I use a slightly different, and more realistic approach to storage. I specify a maximum storage Sm. Then at each hourly step, the difference HW-T (which might be negative) is added to S only to the extent that Sm is not exceeded. In fact, I set Sm=0, because you can add a constant without changing anything. Then the storage required is the minimum (negative) value reached during the year. Of course, this is the bare minimum for just getting through 2019; a reserve will have to be added to H to allow for less favorable years.
So I did that using various factors H. In fact H=10 is what would scale up W&S to match total demand for 2019. I got the following values for minimum storage required:
HMin storage needed TWh

It is close to exponential decrease.

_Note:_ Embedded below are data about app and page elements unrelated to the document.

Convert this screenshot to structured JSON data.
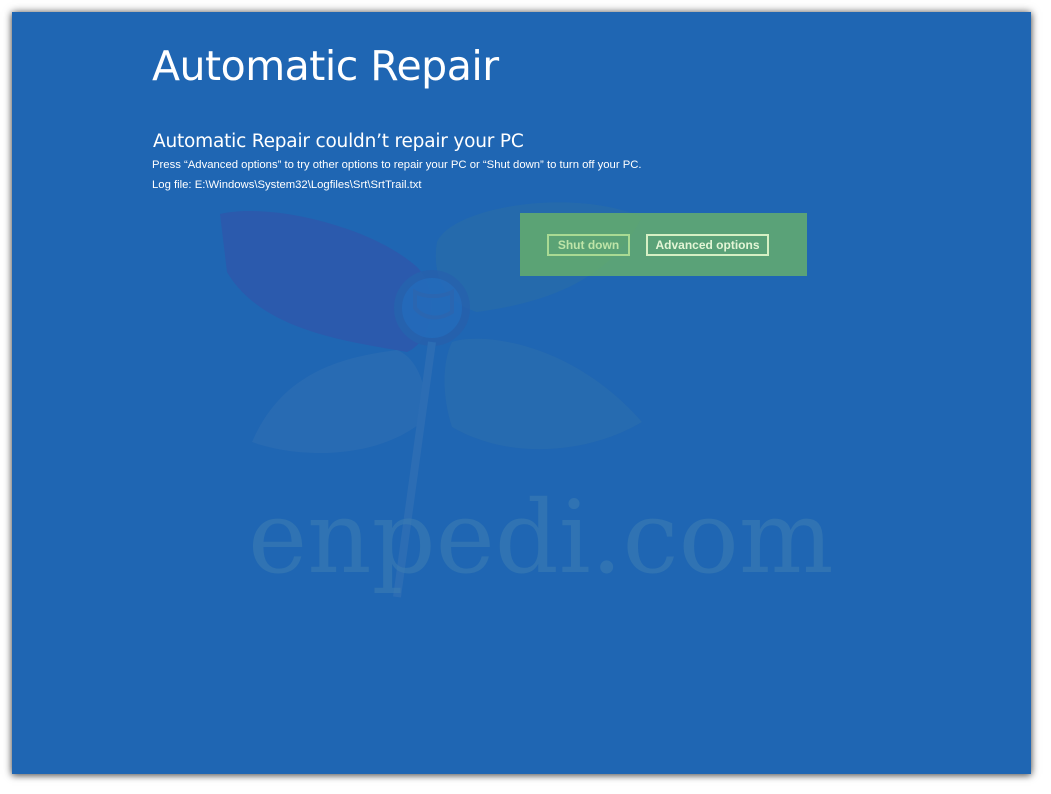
{
  "screen": {
    "title": "Automatic Repair",
    "subtitle": "Automatic Repair couldn’t repair your PC",
    "message": "Press “Advanced options” to try other options to repair your PC or “Shut down” to turn off your PC.",
    "log_file": "Log file: E:\\Windows\\System32\\Logfiles\\Srt\\SrtTrail.txt",
    "background_color": "#1f66b3"
  },
  "buttons": {
    "shut_down": "Shut down",
    "advanced_options": "Advanced options",
    "panel_color": "#76be5c"
  },
  "watermark": {
    "text": "enpedi.com",
    "icon": "clover-logo-icon"
  }
}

And in my reckoning, H=15 is closest to matching the existing FF build, and 2.4 TWh is not an impossible amount of storage. But building a bit more W&S reduces this a lot further.
Here is a graph of the various cumulative storages. The x-axis is in hours of the year 2019. You can see that at H=7.3 the storage does have to make up for a big change in annual demand, while at H=10, is is only needed to cover the short term changes, since there is enough generation to cover the peak.

I'll show the same on a log scale, same colors. It distorts the annual cycle, but gives a better picture of the higher H storage behaviour.


Ken Gregory, amplified by David Wojick, claim that a simulation of 2019 electricity generation for USA48 with wind and solar only shows a requirement for very large storage (250 TWh). But as siimilarly simulated here, that is because they provided too little W&S, thus requiring storage to cover the annual demand cycle. Doubling the provision reduces storage to 2.5 TWh, with further exponential decrease.
The R code and data used are in a zipfile here

Update - I've added an XL file and a readme.txt to the zipfile.